*Supplied material:*
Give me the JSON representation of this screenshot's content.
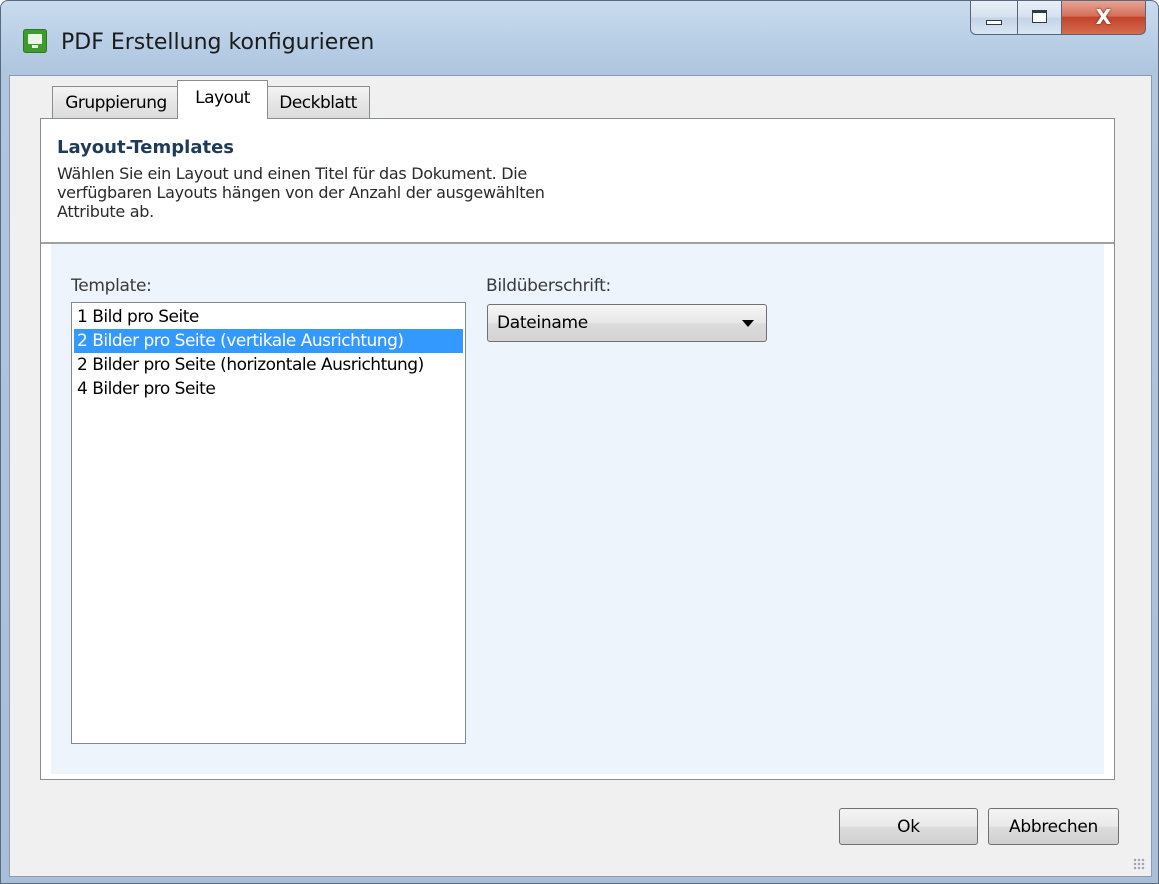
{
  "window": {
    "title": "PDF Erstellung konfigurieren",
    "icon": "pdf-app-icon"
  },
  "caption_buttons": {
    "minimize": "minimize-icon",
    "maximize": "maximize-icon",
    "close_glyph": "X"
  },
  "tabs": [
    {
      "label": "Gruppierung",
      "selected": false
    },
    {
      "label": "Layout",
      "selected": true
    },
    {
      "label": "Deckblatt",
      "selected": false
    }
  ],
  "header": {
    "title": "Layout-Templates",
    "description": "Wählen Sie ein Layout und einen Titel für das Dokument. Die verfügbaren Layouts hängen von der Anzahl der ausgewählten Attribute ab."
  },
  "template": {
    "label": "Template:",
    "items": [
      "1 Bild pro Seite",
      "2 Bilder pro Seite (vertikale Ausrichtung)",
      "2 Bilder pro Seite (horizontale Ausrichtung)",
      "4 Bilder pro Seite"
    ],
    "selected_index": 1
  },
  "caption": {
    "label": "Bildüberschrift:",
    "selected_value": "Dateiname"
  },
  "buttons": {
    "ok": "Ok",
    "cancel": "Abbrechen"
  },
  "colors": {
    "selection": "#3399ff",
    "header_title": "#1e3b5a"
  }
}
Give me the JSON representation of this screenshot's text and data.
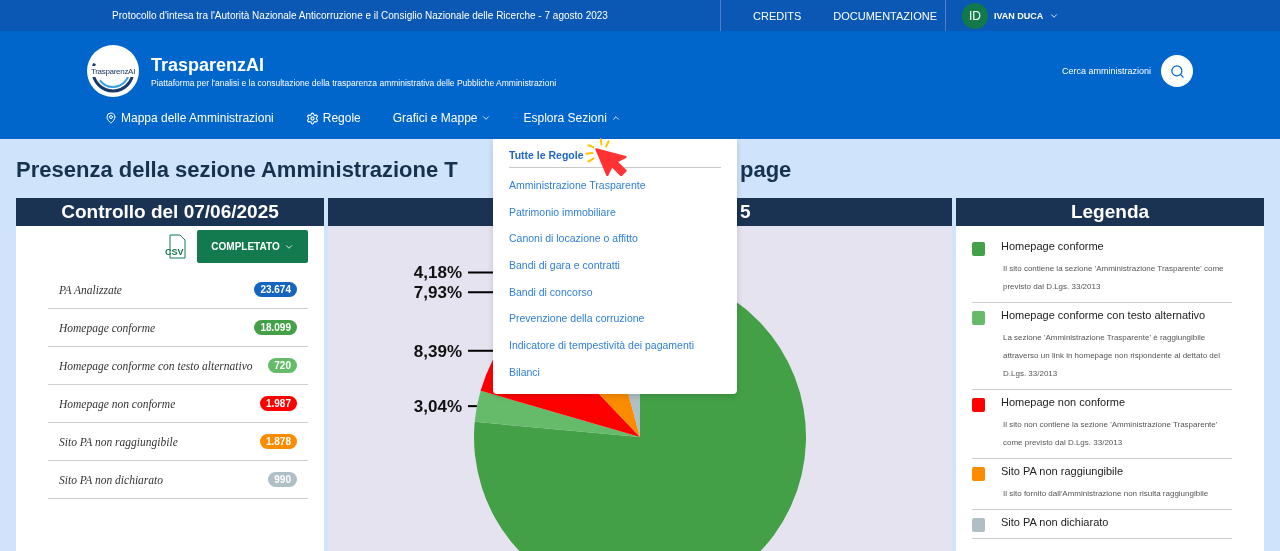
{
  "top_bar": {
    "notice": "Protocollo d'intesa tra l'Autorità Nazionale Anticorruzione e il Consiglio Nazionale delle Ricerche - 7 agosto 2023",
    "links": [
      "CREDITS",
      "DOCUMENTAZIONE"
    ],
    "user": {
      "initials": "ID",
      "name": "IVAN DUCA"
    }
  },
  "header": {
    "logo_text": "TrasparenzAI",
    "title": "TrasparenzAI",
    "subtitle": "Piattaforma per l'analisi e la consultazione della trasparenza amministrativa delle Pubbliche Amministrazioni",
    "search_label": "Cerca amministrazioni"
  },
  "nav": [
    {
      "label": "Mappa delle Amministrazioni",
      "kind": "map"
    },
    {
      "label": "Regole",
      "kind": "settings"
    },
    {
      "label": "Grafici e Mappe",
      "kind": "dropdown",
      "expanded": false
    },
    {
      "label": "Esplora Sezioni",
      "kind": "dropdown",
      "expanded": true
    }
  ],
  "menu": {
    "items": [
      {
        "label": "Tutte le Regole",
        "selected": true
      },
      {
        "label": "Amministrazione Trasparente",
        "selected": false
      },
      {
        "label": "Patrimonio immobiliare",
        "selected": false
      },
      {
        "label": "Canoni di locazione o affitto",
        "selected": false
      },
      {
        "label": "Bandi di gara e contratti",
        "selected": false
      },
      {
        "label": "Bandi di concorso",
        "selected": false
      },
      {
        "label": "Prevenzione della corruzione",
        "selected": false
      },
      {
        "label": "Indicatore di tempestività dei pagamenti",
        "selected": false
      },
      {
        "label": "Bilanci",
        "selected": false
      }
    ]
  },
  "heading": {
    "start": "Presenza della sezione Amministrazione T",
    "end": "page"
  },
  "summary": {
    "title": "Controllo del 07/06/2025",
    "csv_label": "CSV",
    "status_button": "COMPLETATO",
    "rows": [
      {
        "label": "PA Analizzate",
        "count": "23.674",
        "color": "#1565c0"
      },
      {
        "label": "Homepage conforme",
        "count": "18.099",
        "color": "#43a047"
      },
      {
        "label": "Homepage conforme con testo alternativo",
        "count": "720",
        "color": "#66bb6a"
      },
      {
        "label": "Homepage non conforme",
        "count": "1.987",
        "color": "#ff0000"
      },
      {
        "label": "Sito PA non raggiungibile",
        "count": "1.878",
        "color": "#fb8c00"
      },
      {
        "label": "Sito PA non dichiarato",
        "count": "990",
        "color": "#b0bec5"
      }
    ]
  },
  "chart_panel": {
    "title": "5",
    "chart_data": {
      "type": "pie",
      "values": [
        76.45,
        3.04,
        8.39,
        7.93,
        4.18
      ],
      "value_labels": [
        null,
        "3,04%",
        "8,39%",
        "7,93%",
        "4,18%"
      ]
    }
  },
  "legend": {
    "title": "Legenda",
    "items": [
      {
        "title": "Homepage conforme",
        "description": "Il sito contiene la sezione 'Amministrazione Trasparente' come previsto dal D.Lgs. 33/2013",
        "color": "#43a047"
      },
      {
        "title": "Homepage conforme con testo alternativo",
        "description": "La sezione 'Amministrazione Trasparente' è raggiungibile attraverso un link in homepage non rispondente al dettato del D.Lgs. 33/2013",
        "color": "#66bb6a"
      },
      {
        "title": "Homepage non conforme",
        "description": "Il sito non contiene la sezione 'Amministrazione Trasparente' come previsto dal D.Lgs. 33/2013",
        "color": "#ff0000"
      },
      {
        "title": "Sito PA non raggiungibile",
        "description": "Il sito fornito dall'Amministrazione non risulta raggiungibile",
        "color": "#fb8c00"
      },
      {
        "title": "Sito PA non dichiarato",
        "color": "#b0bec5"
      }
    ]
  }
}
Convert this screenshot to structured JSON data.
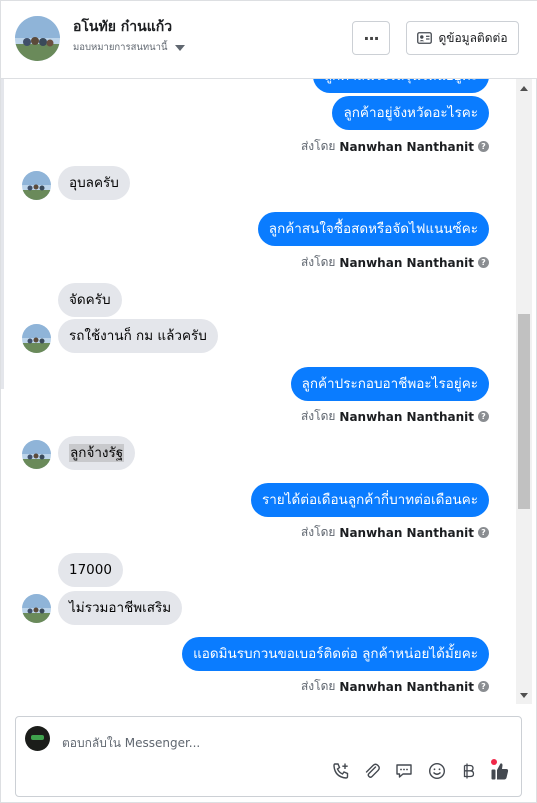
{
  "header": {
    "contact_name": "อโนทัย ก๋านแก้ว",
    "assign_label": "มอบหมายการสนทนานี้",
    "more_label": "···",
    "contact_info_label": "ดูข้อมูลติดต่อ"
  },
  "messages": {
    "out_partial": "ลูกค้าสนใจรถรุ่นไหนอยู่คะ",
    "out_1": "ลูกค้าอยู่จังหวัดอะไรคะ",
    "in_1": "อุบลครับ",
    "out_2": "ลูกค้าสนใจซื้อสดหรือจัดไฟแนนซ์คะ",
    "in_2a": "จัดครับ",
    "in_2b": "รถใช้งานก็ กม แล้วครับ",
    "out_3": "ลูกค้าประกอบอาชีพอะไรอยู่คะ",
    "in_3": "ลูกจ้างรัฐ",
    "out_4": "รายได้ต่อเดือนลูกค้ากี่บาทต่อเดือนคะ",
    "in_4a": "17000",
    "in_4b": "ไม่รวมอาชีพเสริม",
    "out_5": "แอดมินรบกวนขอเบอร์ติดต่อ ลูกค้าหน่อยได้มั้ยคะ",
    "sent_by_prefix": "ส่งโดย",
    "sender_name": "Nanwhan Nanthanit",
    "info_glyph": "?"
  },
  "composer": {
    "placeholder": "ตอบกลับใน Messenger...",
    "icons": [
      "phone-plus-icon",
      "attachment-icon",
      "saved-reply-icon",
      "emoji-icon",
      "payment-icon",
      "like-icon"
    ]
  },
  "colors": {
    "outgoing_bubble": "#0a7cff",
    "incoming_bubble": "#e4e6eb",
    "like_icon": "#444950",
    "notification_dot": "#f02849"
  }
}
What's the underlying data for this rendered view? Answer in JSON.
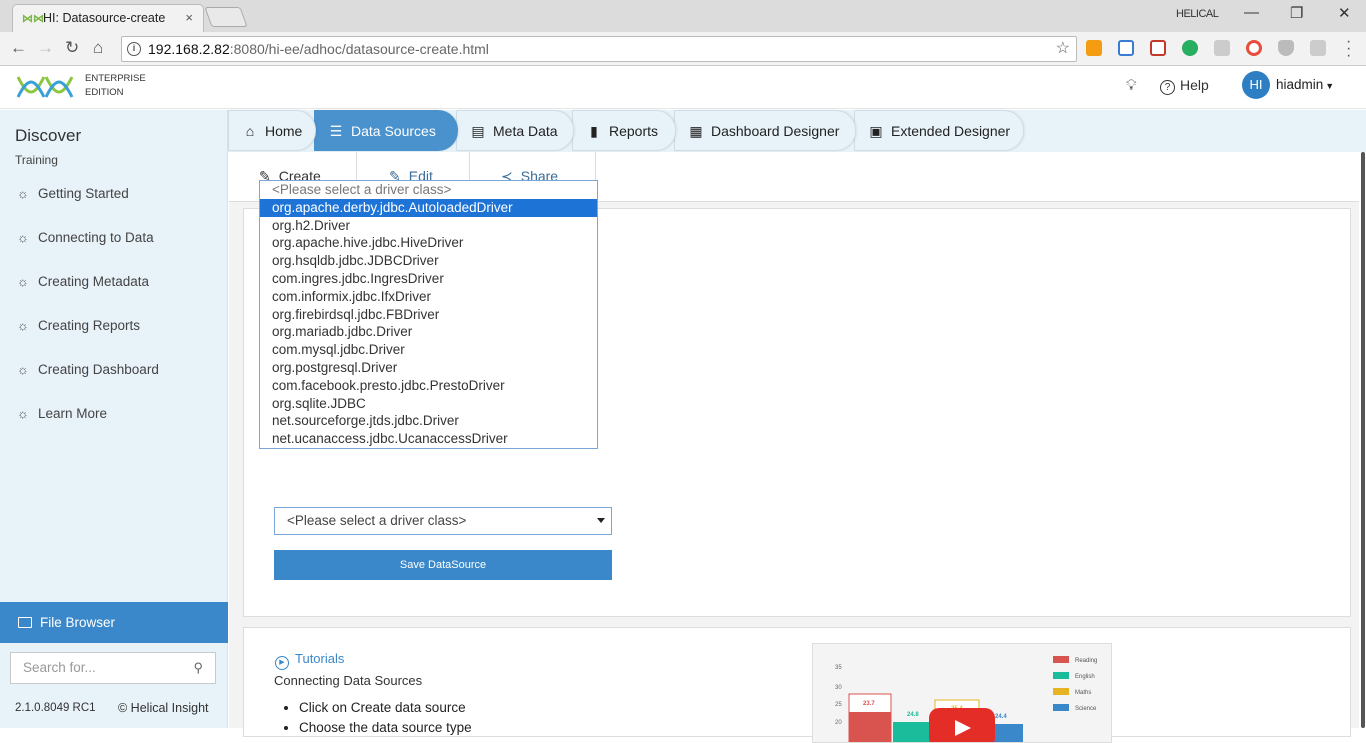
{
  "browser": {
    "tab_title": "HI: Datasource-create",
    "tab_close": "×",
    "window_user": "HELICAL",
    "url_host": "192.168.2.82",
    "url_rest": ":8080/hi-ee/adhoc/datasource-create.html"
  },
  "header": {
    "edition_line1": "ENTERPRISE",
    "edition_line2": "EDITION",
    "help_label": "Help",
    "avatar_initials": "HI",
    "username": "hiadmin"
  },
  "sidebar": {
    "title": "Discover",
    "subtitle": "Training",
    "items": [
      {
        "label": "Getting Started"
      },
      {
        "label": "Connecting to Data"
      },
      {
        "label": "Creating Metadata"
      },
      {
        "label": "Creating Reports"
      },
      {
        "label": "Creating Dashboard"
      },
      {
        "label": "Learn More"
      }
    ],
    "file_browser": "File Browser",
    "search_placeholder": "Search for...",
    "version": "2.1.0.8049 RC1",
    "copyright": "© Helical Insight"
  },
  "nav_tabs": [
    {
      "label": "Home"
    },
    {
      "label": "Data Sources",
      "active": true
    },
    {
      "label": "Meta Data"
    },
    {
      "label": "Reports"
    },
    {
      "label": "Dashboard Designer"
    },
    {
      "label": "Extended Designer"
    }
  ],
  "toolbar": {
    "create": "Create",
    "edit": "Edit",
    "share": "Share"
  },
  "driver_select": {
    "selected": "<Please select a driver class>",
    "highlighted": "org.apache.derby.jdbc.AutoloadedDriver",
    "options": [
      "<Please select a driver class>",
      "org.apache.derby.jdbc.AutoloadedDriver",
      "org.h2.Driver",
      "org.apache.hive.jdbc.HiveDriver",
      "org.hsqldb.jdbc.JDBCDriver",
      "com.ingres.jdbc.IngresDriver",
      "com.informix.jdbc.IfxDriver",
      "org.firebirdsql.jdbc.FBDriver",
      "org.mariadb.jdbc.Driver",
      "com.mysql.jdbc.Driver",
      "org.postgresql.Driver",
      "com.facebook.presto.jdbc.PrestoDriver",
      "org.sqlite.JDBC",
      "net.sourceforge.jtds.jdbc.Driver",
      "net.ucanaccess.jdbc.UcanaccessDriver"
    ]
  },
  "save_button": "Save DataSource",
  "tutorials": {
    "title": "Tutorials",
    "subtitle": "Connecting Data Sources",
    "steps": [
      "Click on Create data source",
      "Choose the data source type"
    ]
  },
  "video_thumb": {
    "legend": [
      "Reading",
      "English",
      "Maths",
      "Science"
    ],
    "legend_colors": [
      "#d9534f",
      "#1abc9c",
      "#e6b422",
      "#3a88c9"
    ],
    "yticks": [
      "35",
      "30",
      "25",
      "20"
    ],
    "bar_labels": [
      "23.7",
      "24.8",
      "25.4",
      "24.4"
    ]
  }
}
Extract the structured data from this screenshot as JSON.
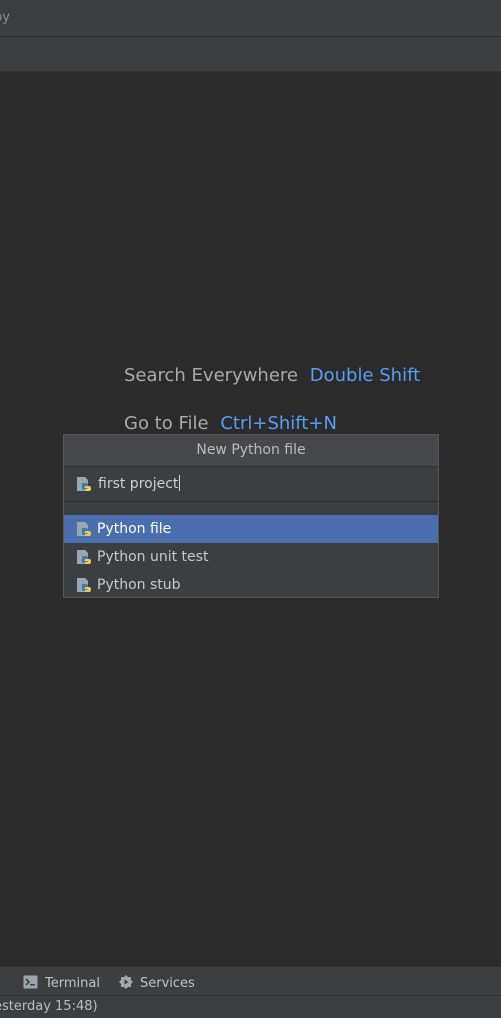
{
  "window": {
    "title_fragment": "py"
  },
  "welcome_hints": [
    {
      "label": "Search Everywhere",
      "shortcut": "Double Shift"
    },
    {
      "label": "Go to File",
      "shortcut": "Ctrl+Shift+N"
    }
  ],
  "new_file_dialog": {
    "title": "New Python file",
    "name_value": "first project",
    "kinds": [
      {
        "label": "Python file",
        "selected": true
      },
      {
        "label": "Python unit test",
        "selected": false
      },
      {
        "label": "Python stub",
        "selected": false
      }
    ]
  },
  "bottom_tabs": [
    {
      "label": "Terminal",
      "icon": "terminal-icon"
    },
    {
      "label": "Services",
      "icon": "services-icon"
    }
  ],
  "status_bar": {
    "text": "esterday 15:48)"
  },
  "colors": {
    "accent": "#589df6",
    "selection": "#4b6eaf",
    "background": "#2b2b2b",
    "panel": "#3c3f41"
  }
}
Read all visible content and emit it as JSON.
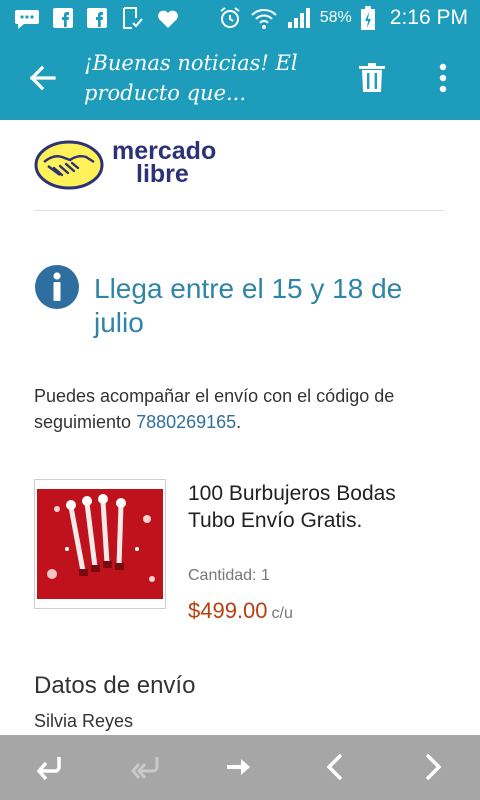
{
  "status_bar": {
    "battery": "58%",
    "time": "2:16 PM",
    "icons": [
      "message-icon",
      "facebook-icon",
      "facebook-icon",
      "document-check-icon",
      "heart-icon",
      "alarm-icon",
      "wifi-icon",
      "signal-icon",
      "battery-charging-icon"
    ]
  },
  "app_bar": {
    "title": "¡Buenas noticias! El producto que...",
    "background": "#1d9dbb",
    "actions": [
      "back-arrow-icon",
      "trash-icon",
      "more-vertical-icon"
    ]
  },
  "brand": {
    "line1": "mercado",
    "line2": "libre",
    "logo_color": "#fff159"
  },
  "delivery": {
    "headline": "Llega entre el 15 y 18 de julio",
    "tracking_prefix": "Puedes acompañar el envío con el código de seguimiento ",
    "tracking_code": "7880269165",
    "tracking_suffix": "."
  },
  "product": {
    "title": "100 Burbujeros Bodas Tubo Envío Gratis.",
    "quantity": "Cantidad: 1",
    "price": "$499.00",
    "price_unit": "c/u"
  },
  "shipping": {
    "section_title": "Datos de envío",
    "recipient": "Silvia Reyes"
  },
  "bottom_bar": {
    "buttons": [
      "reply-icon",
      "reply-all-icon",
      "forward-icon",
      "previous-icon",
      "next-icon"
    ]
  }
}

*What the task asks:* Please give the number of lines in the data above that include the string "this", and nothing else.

*Your response:* 5